### EXERCISE OBJECTIVE
If a line of the records contains the word "icon", list it.

-- EXTRACTED ENTRIES follows --

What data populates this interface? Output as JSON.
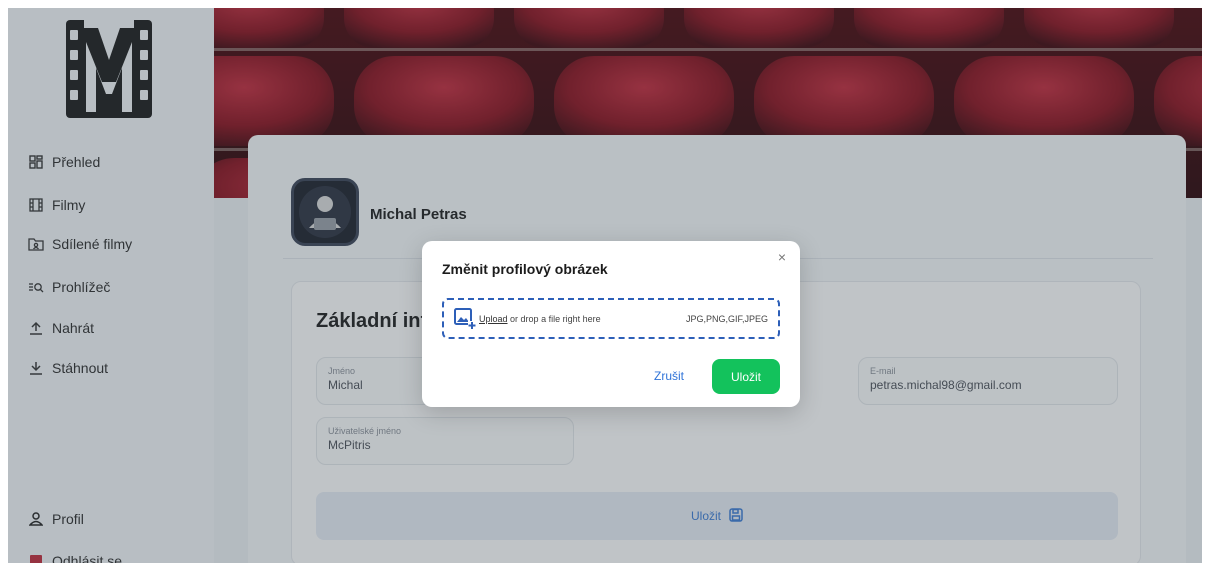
{
  "sidebar": {
    "items": [
      {
        "label": "Přehled",
        "icon": "dashboard-icon"
      },
      {
        "label": "Filmy",
        "icon": "film-icon"
      },
      {
        "label": "Sdílené filmy",
        "icon": "shared-folder-icon"
      },
      {
        "label": "Prohlížeč",
        "icon": "search-list-icon"
      },
      {
        "label": "Nahrát",
        "icon": "upload-icon"
      },
      {
        "label": "Stáhnout",
        "icon": "download-icon"
      }
    ],
    "profile_label": "Profil",
    "logout_label": "Odhlásit se"
  },
  "profile": {
    "name": "Michal Petras"
  },
  "form": {
    "title": "Základní informace",
    "first_name_label": "Jméno",
    "first_name_value": "Michal",
    "email_label": "E-mail",
    "email_value": "petras.michal98@gmail.com",
    "username_label": "Uživatelské jméno",
    "username_value": "McPitris",
    "save_label": "Uložit"
  },
  "modal": {
    "title": "Změnit profilový obrázek",
    "close_symbol": "×",
    "upload_link": "Upload",
    "upload_text": "or drop a file right here",
    "file_types": "JPG,PNG,GIF,JPEG",
    "cancel_label": "Zrušit",
    "save_label": "Uložit"
  },
  "colors": {
    "accent_green": "#13c25c",
    "link_blue": "#2f73d8",
    "dropzone_border": "#2d5fb8",
    "banner_red": "#8b0f1c"
  }
}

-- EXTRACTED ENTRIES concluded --

### ANSWER FOR THE TASK
        "icon": "dashboard-icon"
        "icon": "film-icon"
        "icon": "shared-folder-icon"
        "icon": "search-list-icon"
        "icon": "upload-icon"
        "icon": "download-icon"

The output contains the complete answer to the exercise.